CCTV will be mandatory in all slaughterhouses in England under new plans announced today (11 August 2017) by Environment Secretary Michael Gove, as he outlined a series of measures to cement the UK’s position as a global leader on animal welfare.

The proposals will deliver a manifesto commitment for CCTV to be required in every slaughterhouse in England in all areas where live animals are present, with unrestricted access to footage for Official Vets - reassuring consumers that high welfare standards are being effectively enforced.

The Government has also confirmed it will raise standards for farm animals and domestic pets by modernising statutory animal welfare codes to reflect enhancements in medicines, technology and the latest research and advice from vets.

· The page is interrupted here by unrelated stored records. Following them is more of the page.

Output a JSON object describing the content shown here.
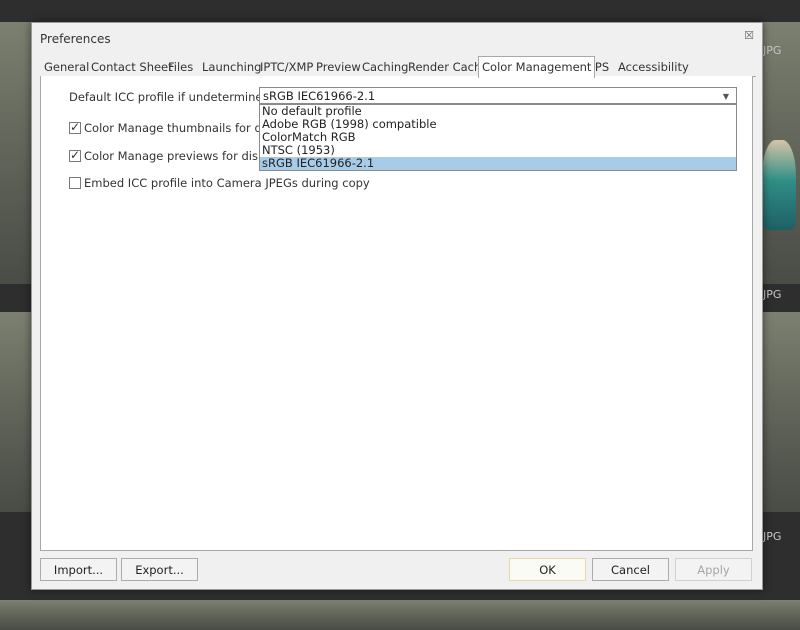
{
  "background": {
    "file_labels": [
      "JPG",
      "JPG",
      "JPG"
    ]
  },
  "dialog": {
    "title": "Preferences",
    "close_icon": "close-icon",
    "tabs": [
      {
        "label": "General"
      },
      {
        "label": "Contact Sheet"
      },
      {
        "label": "Files"
      },
      {
        "label": "Launching"
      },
      {
        "label": "IPTC/XMP"
      },
      {
        "label": "Preview"
      },
      {
        "label": "Caching"
      },
      {
        "label": "Render Cache"
      },
      {
        "label": "Color Management"
      },
      {
        "label": "GPS"
      },
      {
        "label": "Accessibility"
      }
    ],
    "active_tab": "Color Management",
    "default_profile": {
      "label": "Default ICC profile if undetermined:",
      "value": "sRGB IEC61966-2.1",
      "options": [
        "No default profile",
        "Adobe RGB (1998) compatible",
        "ColorMatch RGB",
        "NTSC (1953)",
        "sRGB IEC61966-2.1"
      ]
    },
    "checkboxes": [
      {
        "label": "Color Manage thumbnails for display",
        "checked": true
      },
      {
        "label": "Color Manage previews for display",
        "checked": true
      },
      {
        "label": "Embed ICC profile into Camera JPEGs during copy",
        "checked": false
      }
    ],
    "buttons": {
      "import": "Import...",
      "export": "Export...",
      "ok": "OK",
      "cancel": "Cancel",
      "apply": "Apply"
    }
  }
}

The codes will remain enshrined in law and the first to be updated will cover chickens bred for meat. The new pig code is expected to come out for consultation later in September.

Environment Secretary Michael Gove said:

“We have some of the highest animal welfare standards in the world and the actions I am setting out today will reinforce our status as a global leader.

“As we prepare to leave the EU, these measures provide a further demonstration to consumers around the world that our food is produced to the very highest standards.”

Defras consultation on the proposals here

Under the new plans for CCTV, footage would be accessible to the Food Standards Agency’s (FSA) Official Veterinarians (OVs), who monitor and enforce animal welfare standards in the slaughterhouse. The FSA has strict processes in place for the approval of slaughterhouses, and specially trained vets carry out checks to make sure the welfare of animals is protected throughout their time in the slaughterhouse. If breaches are found, a slaughterhouse can be given a welfare enforcement notice, have its staff’s licences suspended or revoked, or be referred for a criminal investigation.

NPA Chief Executive Zoe Davies welcomed the plans as CCTV has been in place in most pig slaughterhouses for some time and has shown to benefit plants for training staff and improving security on site. She stressed however, that it must not be seen as the sole tool for use when dealing with any animal welfare complaint as it can only paint a partial picture of the true situation.

Zoe had previously stated in the NPA’s response to the FAWC consultation on CCTV in abattoirs in 2014, that whilst CCTV can help to provide information to assist with site management, particularly in areas that are not always manned or in use, it should not be used as a replacement for trained staff in situ, or to make assumptions about general standards within the plant.   

NPA will be responding to the constultation so if members have any comments, do please contact us via